Gorakhnath being the clan god of the Gorkha dynasty, who unified Nepal.
Agamamtas or Saiva Siddhantas
This is an important south Indian system of pluralistic realism. It recognises
the reality of the world and the plurality of souls. This movement developed
partly from the songs of the early Saiva saints and partly from the fine
devotional poetry of the Nayanars (from the 7th to the 10th century).
    The four classes of authoritative texts of the cult are the Vedas, the twenty
eight Saiva Agamas, the twelve Timurai; and the fourteen Saiva Siddhanta
Sastras. Although the Vedas are highly regarded, the esoteric Agamas are of
greater importance having been revealed by Siva himself to his devotees. The
Siddhanta Sastras were written during the 13th and the early 14th century by a
succession of six teachers, most of whom were non-Brahmins and of lowly
origin.

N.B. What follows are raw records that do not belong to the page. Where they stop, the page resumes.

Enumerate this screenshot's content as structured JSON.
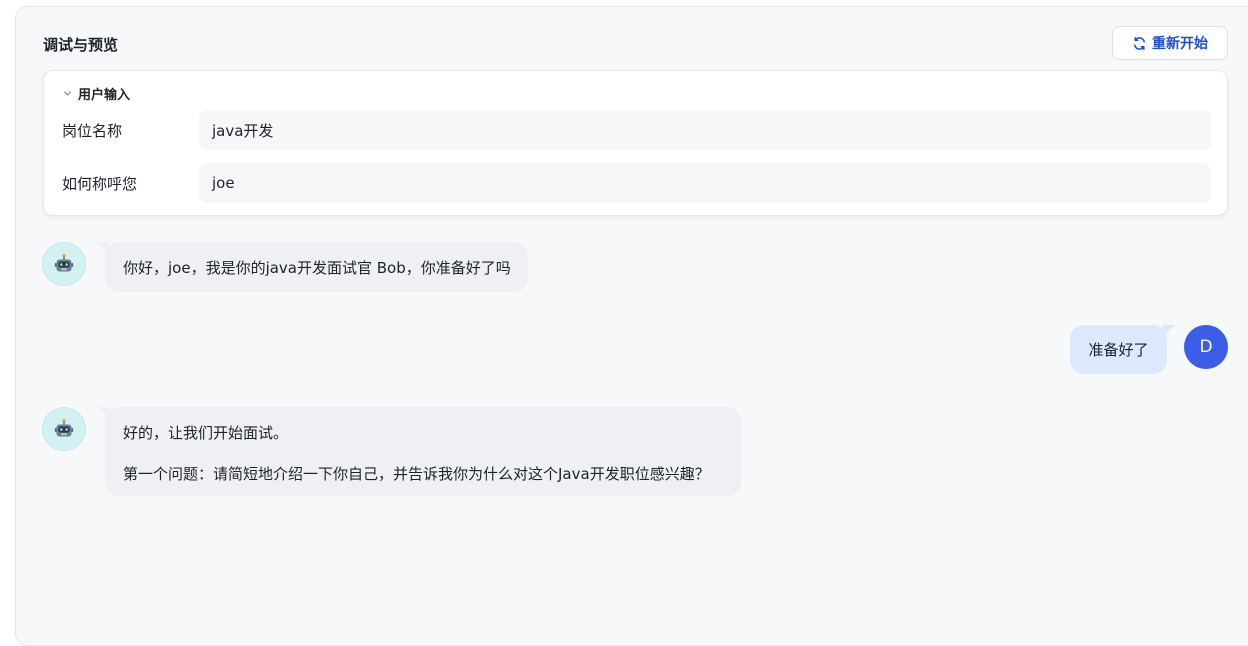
{
  "panel": {
    "title": "调试与预览",
    "restart_label": "重新开始"
  },
  "user_input": {
    "header": "用户输入",
    "fields": [
      {
        "label": "岗位名称",
        "value": "java开发"
      },
      {
        "label": "如何称呼您",
        "value": "joe"
      }
    ]
  },
  "messages": [
    {
      "role": "bot",
      "lines": [
        "你好，joe，我是你的java开发面试官 Bob，你准备好了吗"
      ]
    },
    {
      "role": "user",
      "avatar_letter": "D",
      "lines": [
        "准备好了"
      ]
    },
    {
      "role": "bot",
      "lines": [
        "好的，让我们开始面试。",
        "第一个问题：请简短地介绍一下你自己，并告诉我你为什么对这个Java开发职位感兴趣？"
      ]
    }
  ],
  "colors": {
    "accent": "#1c4fd8",
    "user_avatar": "#3b5de7",
    "user_bubble": "#dbe8fd",
    "bot_bubble": "#eef0f3",
    "bot_avatar": "#d3f1f3"
  },
  "icons": {
    "restart": "refresh-icon",
    "collapse": "chevron-down-icon",
    "bot_avatar": "robot-icon"
  }
}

The Tamil texts and poems include those written by the three great
Saiva teachers—Appar, Tirujnana-Sambandhar and Sundaramurti.
    The first teacher of Tamil Saivism was Meykantar, (13th century, his
work being the Sivajnahodham). But the founder was Aghora Sivacharya.
    The Saiva Siddhanta goal is a state of eternal bliss, the experience of
unity-in-duality. Today Saiva Siddhanta flourishes mostly in Tamil-speaking
areas including northern Ceylon.
Kashmiri Saivism
This is a monistic system, also called the Trika (‘three-fold’) system
expounded in Kashmir by Abhinava Gupta (993-1015 AD) who based his
exposition on the teachings of earlier sages. He composed a number of
commentaries on the now lost Sivadrishti of Somananda, from whom he was
fourth in succession. Fortunately, a summary of this work was composed by
Utpala, a pupil of Abhinava, entitled the Pratmhhijna Sutras.
    However, the earliest teacher was Vasugupta who lived in the 9th century
and founded the Pratyahhijna school. He taught that the soul gains
knowledge by means of intense yogic meditation.
    The name Trika refers to the three-fold scripture drawn from the non-
canonical Agamas. The system